  12. Pingback: Poetry Friday: Searching for their owner… poems from Hiroshima

  13. When I was 8, my headmistress asked me at a parents’ evening whose class I wanted to go into the following year – when I said Miss Sharps’ she looked at my Mum who said it was nothing to with her – Miss Sharp was a real dragon but a great teacher and I did love being taught by her…

    I’m in this week with a Japanese poetry book that centers on Hiroshima:

    Thank you for hosting. Hope the mouth-guard turns up (perhaps your son is at least ruing that he lost it, now that the WHOLE WORLD knows about it ;-) )

  14. Ben Curran says:

    Hi there…and thanks for hosting. I’m in this afternoon with a post about one of my favorite poetry websites, American Life in Poetry.

    –Ben @ The Small Nouns

  15. Samuel Kent says:

    I posted four kid-ready poems on this week and plenty of doodles too!

  16. The first lesson plan I developed as an undergraduate working on my teaching certificate was for ee cummings “in just-” for a 7th grade language arts class in a very poor rural Georgia town near University of Georgia. I chose that poem because my 7th grade language arts teacher, Mrs. Smith, had “turned me on” to ee cummings and convinced me that poetry didn’t have to rhyme. My students loved it and wrote some incredible poetry inspired by it which we bound into a booklet. Unfortunately there was no laminating machine there; when I saw the teacher again the following year, she showed me the dog-eared, frayed pages and told me the students were so proud of that class project and demanded their 8th grade language arts teacher teach ee cummings poetry. I love Poetry Fridays! Thanks!
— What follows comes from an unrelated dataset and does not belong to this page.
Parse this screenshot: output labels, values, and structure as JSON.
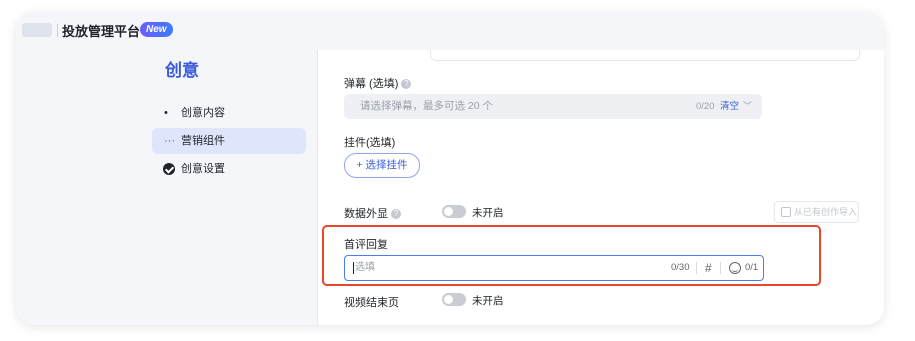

  17. Thanks for hosting.

    My selection is “There’s no place like school: classroom poems” selected by Jack Prelutsky with illustrations by Jane Manning.